On behalf of Cohn Lifland Pearlman Herrmann & Knopf LLP | Aug 7, 2017 |


New Jersey takes protecting victims of domestic violence very seriously and has enacted legislation to do so effectively. In 1991, New Jersey created the Prevention of Domestic Violence Act, which protects domestic violence victims.

There are 19 crimes that are considered acts of domestic violence, including, but not limited to, stalking, harassment, sexual assault, kidnapping, false imprisonment, assault, and terroristic threats. In order for the Act to apply, the relationship between the parties must be one of the following: married, separated, or divorced spouses; individuals living together in the same household currently in the past; individuals in a past or present dating relationship; or individuals who have or expect to have a child in common.

A victim of domestic violence may file a Complaint alleging that one of the 19 crimes has occurred. The victim may do so at the courthouse in the county where the act of domestic violence occurred, where they reside, or where the defendant resides. If the act of domestic violence occurs when the courthouses are closed, the Complaint may be filed at the local police station and the police will contact a judge to hear the Complaint. The Judge hearing the Complaint may issue a temporary restraining order to protect the victim which may include temporary relief such as barring the defendant from a shared residence, seizure of weapons, payment of support, and custody arrangements of minor children.

If the police are called to the scene of the domestic violence incident, the Act requires the police to arrest the defendant if the victim exhibits any sign of physical injury, a warrant is in effect, a no contact order has been violated, or there is probable cause that a weapon has been used in an act of domestic violence. The police may also arrest the defendant if there is probable cause that an act of domestic violence has occurred.

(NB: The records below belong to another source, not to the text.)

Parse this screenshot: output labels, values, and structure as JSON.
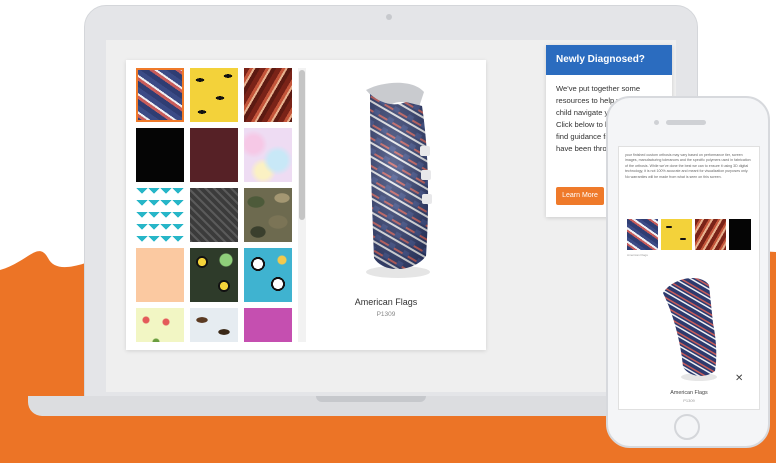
{
  "colors": {
    "accent_orange": "#ec7426",
    "header_blue": "#2b6cbf",
    "learn_button": "#ef7a2a",
    "device_gray": "#e4e5e8"
  },
  "swatches": [
    {
      "name": "American Flags",
      "selected": true
    },
    {
      "name": "Yellow Mustaches"
    },
    {
      "name": "Bacon"
    },
    {
      "name": "Black"
    },
    {
      "name": "Maroon"
    },
    {
      "name": "Pastel Tie Dye"
    },
    {
      "name": "Teal Chevron"
    },
    {
      "name": "Diamond Plate"
    },
    {
      "name": "Camouflage"
    },
    {
      "name": "Peach"
    },
    {
      "name": "Bees"
    },
    {
      "name": "Pandas"
    },
    {
      "name": "Cupcakes"
    },
    {
      "name": "Horses"
    },
    {
      "name": "Magenta"
    }
  ],
  "selected_design": {
    "name": "American Flags",
    "code": "P1309"
  },
  "sidebar": {
    "title": "Newly Diagnosed?",
    "body": "We've put together some resources to help you and your child navigate your journey. Click below to learn more and find guidance from others who have been through this already.",
    "button_label": "Learn More"
  },
  "phone": {
    "disclaimer": "your finished custom orthosis may vary based on performance tier, screen images, manufacturing tolerances and the specific polymers used in fabrication of the orthosis. While we've done the best we can to ensure it using 3D digital technology, it is not 100% accurate and meant for visualization purposes only. No warranties will be made from what is seen on this screen.",
    "selected_caption": "American Flags",
    "design_name": "American Flags",
    "design_code": "P1309",
    "close_glyph": "✕"
  }
}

After the issuance of a temporary restraining order, the court will schedule a hearing to determine if a final restraining order is warranted. In order for a final restraining order to be provided, the court must find that one of the 19 crimes occurred and that an ongoing restraining order is necessary to protect the victim.

If you have been the victim of domestic violence, it is important that you obtain the protection you need as soon as possible. Please contact a Cohn Lifland attorney today to discuss your case.